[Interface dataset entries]
☆ ☆ ☆
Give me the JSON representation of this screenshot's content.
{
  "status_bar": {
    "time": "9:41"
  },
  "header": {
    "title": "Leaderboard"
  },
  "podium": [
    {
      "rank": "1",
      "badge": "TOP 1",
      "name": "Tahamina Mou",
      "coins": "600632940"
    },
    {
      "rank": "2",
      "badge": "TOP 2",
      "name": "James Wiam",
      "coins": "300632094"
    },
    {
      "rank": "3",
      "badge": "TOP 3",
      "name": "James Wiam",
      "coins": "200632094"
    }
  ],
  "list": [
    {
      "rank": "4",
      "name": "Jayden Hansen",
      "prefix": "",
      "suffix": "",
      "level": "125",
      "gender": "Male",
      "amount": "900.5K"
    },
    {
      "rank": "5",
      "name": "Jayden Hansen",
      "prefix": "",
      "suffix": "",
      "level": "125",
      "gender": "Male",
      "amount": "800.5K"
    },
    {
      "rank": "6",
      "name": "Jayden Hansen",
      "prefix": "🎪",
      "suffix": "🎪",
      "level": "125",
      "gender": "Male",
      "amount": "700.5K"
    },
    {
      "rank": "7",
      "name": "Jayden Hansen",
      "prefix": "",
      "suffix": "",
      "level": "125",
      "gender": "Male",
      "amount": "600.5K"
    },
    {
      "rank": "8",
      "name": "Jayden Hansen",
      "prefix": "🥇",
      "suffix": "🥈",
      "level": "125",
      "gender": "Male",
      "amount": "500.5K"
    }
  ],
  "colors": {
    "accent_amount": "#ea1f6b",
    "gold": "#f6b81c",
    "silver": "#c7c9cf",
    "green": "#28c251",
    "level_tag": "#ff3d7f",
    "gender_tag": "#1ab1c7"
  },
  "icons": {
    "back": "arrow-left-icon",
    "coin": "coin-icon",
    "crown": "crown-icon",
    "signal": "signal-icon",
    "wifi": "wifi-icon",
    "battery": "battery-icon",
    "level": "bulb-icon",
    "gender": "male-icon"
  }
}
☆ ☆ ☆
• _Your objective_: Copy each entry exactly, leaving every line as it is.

• _Task response_:
Give me the JSON representation of this screenshot's content.
{
  "status_bar": {
    "time": "9:41"
  },
  "header": {
    "title": "Leaderboard"
  },
  "podium": [
    {
      "rank": "1",
      "badge": "TOP 1",
      "name": "Tahamina Mou",
      "coins": "600632940"
    },
    {
      "rank": "2",
      "badge": "TOP 2",
      "name": "James Wiam",
      "coins": "300632094"
    },
    {
      "rank": "3",
      "badge": "TOP 3",
      "name": "James Wiam",
      "coins": "200632094"
    }
  ],
  "list": [
    {
      "rank": "4",
      "name": "Jayden Hansen",
      "prefix": "",
      "suffix": "",
      "level": "125",
      "gender": "Male",
      "amount": "900.5K"
    },
    {
      "rank": "5",
      "name": "Jayden Hansen",
      "prefix": "",
      "suffix": "",
      "level": "125",
      "gender": "Male",
      "amount": "800.5K"
    },
    {
      "rank": "6",
      "name": "Jayden Hansen",
      "prefix": "🎪",
      "suffix": "🎪",
      "level": "125",
      "gender": "Male",
      "amount": "700.5K"
    },
    {
      "rank": "7",
      "name": "Jayden Hansen",
      "prefix": "",
      "suffix": "",
      "level": "125",
      "gender": "Male",
      "amount": "600.5K"
    },
    {
      "rank": "8",
      "name": "Jayden Hansen",
      "prefix": "🥇",
      "suffix": "🥈",
      "level": "125",
      "gender": "Male",
      "amount": "500.5K"
    }
  ],
  "colors": {
    "accent_amount": "#ea1f6b",
    "gold": "#f6b81c",
    "silver": "#c7c9cf",
    "green": "#28c251",
    "level_tag": "#ff3d7f",
    "gender_tag": "#1ab1c7"
  },
  "icons": {
    "back": "arrow-left-icon",
    "coin": "coin-icon",
    "crown": "crown-icon",
    "signal": "signal-icon",
    "wifi": "wifi-icon",
    "battery": "battery-icon",
    "level": "bulb-icon",
    "gender": "male-icon"
  }
}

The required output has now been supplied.